Human infrastructure (i.e., creative occupations and workforce, knowledge networks, voluntary organisations) is a crucial axis for city development.

  • Creative city: creativity is recognized as a key driver to smart city and it represents also a version of it. Social infrastructures, like for instance intellectual and social capital are indispensable factors to build a city that is smart according to the human framework. These infrastructures concern people and their relationship. Smart City benefits from social capital and it could be possible and easier to create a Smart city concept if there are mix of education and training, culture and arts, business and commerce as Bartlett, L.[48] said.
  • Learning city: according to Moser, M. A.,[49] learning city is involved in building skilled workforce. This type of city in the human context improves the competitiveness in the global knowledge economy and Campbell [16] established a typology of cities that are learning to be smart: individually proactive city, city cluster, one-to-one link between cities, and city network. That lead a city to learn how it should be possible and realistic to be smart through learning process followed by city workforce.
  • Humane city: It exploits human potential, in particular the knowledge workforce. Following this approach, it is possible focus on education and builds a center of higher education, which is the city, obtaining better-educated individuals. According to Glaeser, E. L., & Berry, C. R,[50] this view moves a smart city concept in a city full of skilled workforces; the same reasoning could be make for those high tech knowledge-sensitive industries which want to migrate in a so dynamic and proactive community. As a consequence of the above movement, the difference between Smart City and not are getting wider; Smart places are getting smarter while other places getting less smarter because such places act as a magnet for creative people and workers (Malanga, S. 2004 [51]).

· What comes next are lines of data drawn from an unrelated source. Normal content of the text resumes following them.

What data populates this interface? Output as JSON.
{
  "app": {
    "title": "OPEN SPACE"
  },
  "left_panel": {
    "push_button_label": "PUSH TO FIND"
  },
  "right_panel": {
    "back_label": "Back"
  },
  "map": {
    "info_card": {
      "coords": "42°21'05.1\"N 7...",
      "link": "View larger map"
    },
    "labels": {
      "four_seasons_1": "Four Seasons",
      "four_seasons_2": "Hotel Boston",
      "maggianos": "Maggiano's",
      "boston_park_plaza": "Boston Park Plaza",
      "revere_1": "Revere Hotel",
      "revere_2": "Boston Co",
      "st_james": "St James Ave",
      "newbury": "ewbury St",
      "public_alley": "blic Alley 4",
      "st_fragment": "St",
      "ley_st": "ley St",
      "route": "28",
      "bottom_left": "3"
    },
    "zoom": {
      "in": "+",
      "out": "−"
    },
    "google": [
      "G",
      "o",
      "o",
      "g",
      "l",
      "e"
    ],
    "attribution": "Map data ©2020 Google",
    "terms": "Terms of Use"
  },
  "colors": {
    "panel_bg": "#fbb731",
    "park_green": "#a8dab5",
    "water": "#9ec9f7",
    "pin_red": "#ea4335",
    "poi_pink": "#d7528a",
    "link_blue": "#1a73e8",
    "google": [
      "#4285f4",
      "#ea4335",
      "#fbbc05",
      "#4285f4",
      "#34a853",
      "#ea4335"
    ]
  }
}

  • Knowledge city: It is related to knowledge economy and innovation process; this type of Smart City is very similar to a learning city, the only difference refers to “a knowledge city is heavily related to knowledge economy, and its distinction is stress on innovation” (Dirks, S., Gurdgiev, C., & Keeling, M.[52]).

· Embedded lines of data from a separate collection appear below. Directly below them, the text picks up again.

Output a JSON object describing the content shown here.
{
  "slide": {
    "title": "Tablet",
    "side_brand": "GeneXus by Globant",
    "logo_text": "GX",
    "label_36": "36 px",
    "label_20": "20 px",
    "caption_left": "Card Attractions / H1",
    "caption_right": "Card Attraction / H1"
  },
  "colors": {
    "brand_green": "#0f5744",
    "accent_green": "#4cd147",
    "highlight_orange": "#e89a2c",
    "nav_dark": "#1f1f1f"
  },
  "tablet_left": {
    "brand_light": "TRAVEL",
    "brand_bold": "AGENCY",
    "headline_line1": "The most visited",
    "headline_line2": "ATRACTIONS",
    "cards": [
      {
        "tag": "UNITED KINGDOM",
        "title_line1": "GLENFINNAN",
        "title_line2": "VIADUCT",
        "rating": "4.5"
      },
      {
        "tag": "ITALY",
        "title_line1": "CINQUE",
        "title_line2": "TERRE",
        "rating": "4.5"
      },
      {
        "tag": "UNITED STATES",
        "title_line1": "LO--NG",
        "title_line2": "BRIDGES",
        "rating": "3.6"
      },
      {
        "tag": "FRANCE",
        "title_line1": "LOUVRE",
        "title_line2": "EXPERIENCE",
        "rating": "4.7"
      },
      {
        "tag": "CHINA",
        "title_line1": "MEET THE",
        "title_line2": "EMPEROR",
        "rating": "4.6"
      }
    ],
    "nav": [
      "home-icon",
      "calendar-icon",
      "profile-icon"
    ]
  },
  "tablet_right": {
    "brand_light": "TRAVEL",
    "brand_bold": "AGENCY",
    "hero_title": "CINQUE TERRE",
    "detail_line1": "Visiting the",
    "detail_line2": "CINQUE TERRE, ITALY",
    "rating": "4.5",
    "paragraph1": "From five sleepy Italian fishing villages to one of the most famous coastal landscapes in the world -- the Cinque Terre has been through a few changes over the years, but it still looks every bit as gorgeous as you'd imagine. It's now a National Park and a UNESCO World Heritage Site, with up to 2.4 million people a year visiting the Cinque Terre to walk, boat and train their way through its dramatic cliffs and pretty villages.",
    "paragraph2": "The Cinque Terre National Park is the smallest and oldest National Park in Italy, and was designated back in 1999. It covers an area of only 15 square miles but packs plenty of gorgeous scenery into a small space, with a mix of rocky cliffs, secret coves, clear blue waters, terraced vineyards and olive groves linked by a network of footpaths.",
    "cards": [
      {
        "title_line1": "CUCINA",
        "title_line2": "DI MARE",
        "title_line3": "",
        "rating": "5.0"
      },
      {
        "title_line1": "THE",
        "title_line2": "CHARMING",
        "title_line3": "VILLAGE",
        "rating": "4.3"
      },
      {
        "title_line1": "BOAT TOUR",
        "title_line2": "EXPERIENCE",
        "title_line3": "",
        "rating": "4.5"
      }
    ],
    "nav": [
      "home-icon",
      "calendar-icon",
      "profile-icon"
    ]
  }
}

The concept of knowledge city is linked with similar evolving concepts of Smart City such as intelligent city and educating city. The most important feature of this city is the fundamental concept of knowledge-based urban development, which has become an important and widespread mechanism for the development of knowledge cities.

We live in exciting times 😉